Abstract: Habitat destruction and fragmentation are the root causes of many conservation problems. We conducted a literature survey and canvassed the ecological community to identify experimental studies of terrestrial habitat fragmentation and to determine whether consistent themes were emerging from these studies. Our survey revealed 20 fragmentation experiments worldwide. Most studies focused on effects of fragmentation on species richness or on the abundance(s) of particular species. Other important themes were the effect of fragmentation in interspecific interactions, the role of corridors and landscape connectivity in individual movements and species richness, and the influences of edge effects on ecosystem services. Our comparisons showed a remarkable lack of consistency in results across studies, especially with regard to species richness and abundance relative to fragment size. Experiments with arthropods showed the best fit with theoretical expectations of greater species richness on larger fragments. Highly mobile taxa such as birds and mammals, early‐successional plant species, long‐lived species, and generalist predators did not respond in the “expected” manner. Reasons for these discrepancies included edge effects, competitive release in the habitat fragments, and the spatial scale of the experiments. One of the more consistently supported hypotheses was that movement and species richness are positively affected by corridors and connectivity, respectively. Transient effects dominated many systems; for example, crowding of individuals on fragments commonly was observed after fragmentation, followed by a relaxation toward lower abundance in subsequent years. The three long‐term studies (14 years) revealed strong patterns that would have been missed in short‐term investigations. Our results emphasize the wide range of species‐specific responses to fragmentation, the need for elucidation of behavioral mechanisms affecting these responses, and the potential for changing responses to fragmentation over time.

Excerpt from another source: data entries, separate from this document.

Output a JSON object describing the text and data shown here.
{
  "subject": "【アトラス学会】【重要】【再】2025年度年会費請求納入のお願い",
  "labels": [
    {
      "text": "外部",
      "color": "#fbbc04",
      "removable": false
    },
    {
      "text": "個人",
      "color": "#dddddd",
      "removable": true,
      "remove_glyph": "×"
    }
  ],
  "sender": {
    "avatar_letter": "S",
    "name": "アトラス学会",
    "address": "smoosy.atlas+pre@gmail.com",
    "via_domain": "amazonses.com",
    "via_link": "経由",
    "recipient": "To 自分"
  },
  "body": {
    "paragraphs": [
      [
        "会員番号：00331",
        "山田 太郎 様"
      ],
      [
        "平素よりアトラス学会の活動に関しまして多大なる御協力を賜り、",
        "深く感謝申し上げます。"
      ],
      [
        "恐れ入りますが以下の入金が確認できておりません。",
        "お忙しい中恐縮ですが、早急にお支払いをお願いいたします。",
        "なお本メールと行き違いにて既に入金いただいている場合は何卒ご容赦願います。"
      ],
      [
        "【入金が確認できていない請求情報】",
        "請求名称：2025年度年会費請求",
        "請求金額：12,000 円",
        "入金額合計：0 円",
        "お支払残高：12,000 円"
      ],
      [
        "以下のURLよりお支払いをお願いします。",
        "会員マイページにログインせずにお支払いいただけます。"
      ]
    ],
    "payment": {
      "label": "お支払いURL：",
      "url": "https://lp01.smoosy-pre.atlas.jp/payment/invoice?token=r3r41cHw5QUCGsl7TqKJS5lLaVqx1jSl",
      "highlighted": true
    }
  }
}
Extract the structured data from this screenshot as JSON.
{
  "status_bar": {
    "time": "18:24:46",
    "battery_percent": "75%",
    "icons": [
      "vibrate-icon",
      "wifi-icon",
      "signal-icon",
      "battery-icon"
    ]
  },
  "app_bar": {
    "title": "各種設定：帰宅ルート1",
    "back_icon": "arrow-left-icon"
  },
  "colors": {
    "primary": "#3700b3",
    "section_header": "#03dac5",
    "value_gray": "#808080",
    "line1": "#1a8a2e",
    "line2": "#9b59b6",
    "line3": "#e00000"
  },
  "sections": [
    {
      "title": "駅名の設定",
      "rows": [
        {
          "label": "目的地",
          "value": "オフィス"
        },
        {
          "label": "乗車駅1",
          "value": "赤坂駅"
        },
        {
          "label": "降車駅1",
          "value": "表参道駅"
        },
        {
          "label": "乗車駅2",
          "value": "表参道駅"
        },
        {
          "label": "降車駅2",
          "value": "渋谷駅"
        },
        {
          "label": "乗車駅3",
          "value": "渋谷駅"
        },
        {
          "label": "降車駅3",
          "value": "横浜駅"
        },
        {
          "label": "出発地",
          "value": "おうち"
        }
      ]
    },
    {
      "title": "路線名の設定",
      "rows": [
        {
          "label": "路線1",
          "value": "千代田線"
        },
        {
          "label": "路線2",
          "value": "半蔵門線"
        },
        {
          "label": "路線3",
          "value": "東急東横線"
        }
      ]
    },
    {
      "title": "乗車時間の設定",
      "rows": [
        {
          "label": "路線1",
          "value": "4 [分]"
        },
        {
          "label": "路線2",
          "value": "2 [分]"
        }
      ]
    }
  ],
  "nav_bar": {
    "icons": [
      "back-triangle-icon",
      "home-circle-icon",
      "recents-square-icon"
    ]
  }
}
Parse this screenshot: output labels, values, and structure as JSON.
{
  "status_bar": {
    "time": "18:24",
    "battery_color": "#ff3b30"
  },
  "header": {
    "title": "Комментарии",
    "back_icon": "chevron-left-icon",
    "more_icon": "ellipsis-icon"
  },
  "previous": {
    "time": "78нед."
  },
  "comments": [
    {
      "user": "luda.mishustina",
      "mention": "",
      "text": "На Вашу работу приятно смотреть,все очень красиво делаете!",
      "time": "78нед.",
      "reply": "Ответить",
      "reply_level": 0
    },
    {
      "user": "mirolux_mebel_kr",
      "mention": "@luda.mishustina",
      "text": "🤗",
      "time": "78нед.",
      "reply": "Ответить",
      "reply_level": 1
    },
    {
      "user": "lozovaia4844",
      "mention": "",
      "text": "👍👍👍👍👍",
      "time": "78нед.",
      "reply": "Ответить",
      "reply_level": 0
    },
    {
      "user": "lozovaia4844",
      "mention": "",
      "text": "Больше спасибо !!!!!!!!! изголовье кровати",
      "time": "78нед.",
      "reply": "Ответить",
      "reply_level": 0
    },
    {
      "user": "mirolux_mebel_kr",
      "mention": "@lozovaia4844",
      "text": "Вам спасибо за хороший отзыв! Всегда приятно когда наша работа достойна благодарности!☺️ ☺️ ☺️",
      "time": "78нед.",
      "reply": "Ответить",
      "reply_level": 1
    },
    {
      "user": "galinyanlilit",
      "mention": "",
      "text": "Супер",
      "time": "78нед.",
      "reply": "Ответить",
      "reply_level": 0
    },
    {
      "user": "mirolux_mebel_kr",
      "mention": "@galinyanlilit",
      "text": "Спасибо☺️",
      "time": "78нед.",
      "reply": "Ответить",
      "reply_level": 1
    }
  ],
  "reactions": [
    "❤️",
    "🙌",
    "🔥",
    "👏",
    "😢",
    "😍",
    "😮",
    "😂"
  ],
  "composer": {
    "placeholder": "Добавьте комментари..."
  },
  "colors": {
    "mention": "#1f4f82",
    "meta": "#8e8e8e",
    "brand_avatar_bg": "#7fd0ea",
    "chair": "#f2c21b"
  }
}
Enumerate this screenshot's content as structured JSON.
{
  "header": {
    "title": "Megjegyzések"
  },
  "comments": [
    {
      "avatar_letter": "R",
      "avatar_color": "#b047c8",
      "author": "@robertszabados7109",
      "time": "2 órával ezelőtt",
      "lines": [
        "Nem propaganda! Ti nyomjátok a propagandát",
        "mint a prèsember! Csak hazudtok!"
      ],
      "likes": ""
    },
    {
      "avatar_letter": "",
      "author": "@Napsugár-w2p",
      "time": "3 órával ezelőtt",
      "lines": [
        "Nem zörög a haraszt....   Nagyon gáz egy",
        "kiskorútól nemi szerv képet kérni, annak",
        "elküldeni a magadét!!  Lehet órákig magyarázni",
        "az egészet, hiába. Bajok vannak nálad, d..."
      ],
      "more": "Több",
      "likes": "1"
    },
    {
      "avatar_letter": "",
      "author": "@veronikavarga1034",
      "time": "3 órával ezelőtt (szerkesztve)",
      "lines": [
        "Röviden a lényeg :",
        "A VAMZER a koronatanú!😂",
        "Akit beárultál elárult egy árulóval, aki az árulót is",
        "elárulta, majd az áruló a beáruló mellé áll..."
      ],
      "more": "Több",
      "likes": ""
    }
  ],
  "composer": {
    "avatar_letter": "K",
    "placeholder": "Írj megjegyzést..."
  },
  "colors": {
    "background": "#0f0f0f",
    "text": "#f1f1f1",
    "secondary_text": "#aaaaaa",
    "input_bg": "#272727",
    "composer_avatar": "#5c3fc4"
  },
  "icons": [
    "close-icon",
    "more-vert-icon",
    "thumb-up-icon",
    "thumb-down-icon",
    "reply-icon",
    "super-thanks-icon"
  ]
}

Conservation Biology – Wiley
Published: Apr 1, 2000
It’s your single place to instantly
discover and read the research
that matters to you.
Enjoy affordable access to
over 18 million articles from more than
15,000 peer-reviewed journals.
All for just $49/month
Query the DeepDyve database, plus search all of PubMed and Google Scholar seamlessly
Save any article or search result from DeepDyve, PubMed, and Google Scholar... all in one place.
Get unlimited, online access to over 18 million full-text articles from more than 15,000 scientific journals.
Read from thousands of the leading scholarly journals from SpringerNature, Wiley-Blackwell, Oxford University Press and more.
All the latest content is available, no embargo periods.
“Hi guys, I cannot tell you how much I love this resource. Incredible. I really believe you've hit the nail on the head with this site in regards to solving the research-purchase issue.”Daniel C.
“Whoa! It’s like Spotify but for academic articles.”@Phil_Robichaud
“I must say, @deepdyve is a fabulous solution to the independent researcher's problem of #access to #information.”@deepthiw
“My last article couldn't be possible without the platform @deepdyve that makes journal papers cheaper.”@JoseServera